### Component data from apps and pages
--- START ---

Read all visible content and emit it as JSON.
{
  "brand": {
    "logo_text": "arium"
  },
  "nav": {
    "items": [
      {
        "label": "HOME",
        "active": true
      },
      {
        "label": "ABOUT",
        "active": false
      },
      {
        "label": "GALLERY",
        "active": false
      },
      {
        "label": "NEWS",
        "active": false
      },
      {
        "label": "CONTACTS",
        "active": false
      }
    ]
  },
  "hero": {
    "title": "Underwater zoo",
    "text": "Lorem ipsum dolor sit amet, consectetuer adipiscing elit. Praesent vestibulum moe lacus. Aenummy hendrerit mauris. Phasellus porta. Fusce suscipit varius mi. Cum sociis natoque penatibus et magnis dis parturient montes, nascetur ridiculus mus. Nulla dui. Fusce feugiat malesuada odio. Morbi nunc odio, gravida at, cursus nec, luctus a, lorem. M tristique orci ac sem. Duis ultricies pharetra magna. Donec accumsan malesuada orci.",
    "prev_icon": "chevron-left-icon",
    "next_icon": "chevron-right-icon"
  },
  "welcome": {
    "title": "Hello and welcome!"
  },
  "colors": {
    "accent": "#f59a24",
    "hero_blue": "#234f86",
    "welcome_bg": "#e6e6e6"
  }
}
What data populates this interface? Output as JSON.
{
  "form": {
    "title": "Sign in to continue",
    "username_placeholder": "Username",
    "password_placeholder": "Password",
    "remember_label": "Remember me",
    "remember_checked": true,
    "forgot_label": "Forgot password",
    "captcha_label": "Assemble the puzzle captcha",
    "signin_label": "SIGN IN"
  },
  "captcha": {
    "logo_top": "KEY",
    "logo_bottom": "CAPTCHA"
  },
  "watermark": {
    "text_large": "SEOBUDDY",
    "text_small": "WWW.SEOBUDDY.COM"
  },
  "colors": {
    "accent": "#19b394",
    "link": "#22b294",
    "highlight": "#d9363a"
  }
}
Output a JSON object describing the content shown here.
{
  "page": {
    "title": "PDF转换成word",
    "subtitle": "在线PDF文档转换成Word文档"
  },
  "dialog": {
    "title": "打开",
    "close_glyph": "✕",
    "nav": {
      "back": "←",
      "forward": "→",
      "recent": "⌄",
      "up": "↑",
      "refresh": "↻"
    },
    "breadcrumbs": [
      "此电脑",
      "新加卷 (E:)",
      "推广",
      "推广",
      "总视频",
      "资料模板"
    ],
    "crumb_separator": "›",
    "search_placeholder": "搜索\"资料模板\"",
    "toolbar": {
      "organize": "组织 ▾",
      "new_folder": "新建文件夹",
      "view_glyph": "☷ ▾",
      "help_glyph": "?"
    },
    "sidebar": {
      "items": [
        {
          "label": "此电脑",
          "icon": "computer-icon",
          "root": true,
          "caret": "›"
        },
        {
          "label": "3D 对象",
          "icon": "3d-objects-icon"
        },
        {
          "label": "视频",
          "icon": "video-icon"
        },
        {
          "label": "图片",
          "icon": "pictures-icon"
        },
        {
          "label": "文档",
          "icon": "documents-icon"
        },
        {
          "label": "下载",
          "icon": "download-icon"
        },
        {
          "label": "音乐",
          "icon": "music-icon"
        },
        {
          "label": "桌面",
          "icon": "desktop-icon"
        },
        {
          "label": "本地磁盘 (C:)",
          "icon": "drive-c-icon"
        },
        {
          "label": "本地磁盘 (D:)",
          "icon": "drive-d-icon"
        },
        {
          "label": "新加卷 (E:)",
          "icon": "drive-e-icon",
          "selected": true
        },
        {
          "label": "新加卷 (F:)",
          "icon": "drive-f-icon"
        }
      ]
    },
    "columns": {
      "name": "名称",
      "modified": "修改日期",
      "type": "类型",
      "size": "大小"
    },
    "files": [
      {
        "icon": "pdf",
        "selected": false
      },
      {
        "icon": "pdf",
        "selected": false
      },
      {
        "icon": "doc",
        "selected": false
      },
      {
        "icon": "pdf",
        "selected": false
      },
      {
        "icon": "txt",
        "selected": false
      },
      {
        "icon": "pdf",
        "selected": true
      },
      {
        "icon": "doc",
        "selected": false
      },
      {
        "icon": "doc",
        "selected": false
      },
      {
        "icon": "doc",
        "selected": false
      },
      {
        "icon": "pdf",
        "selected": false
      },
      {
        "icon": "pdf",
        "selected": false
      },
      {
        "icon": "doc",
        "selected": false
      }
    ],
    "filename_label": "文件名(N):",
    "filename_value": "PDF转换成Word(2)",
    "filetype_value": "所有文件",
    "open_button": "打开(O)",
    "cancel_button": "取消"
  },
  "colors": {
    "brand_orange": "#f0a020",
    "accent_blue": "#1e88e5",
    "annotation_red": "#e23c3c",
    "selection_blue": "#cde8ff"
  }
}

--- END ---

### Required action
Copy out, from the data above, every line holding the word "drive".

### Result
          "icon": "drive-c-icon"
          "icon": "drive-d-icon"
          "icon": "drive-e-icon",
          "icon": "drive-f-icon"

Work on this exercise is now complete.